→ Task details: Gather each line of the entries below that includes "legend".

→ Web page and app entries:
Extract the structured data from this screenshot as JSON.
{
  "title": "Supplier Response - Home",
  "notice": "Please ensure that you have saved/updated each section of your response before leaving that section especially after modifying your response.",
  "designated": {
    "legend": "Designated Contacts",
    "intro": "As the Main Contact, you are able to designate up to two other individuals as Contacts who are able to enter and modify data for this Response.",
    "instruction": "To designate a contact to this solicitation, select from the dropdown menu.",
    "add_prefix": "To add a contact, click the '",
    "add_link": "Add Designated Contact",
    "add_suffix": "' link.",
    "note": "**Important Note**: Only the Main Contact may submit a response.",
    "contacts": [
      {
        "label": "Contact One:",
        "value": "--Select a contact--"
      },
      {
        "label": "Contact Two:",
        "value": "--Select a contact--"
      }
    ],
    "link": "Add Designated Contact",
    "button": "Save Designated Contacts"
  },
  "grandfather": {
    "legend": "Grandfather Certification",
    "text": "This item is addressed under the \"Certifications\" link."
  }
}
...
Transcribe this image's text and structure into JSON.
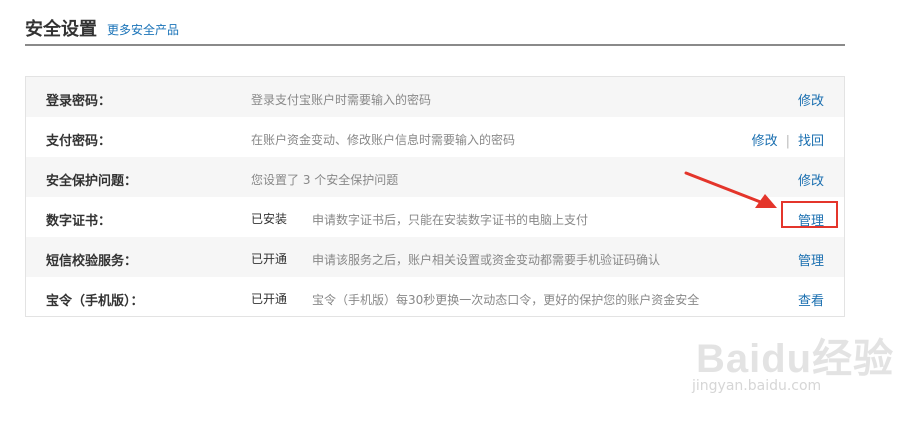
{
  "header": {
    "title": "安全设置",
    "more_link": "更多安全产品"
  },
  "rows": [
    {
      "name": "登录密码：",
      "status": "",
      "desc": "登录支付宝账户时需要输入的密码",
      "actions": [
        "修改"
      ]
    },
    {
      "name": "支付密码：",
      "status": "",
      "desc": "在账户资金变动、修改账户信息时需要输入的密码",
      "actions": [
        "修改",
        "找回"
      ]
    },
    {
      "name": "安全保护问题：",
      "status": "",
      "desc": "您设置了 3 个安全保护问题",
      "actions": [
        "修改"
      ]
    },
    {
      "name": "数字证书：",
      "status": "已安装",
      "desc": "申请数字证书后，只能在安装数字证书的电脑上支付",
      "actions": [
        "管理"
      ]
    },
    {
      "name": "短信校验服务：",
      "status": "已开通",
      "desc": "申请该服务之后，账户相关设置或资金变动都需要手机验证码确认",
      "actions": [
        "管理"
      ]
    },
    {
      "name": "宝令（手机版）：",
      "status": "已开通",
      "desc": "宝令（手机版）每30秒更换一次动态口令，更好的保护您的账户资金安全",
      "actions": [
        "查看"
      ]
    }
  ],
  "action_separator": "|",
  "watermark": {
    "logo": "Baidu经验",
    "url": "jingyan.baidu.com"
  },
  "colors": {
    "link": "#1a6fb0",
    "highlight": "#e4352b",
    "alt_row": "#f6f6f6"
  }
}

→ Written answer:
    "legend": "Designated Contacts",
    "legend": "Grandfather Certification",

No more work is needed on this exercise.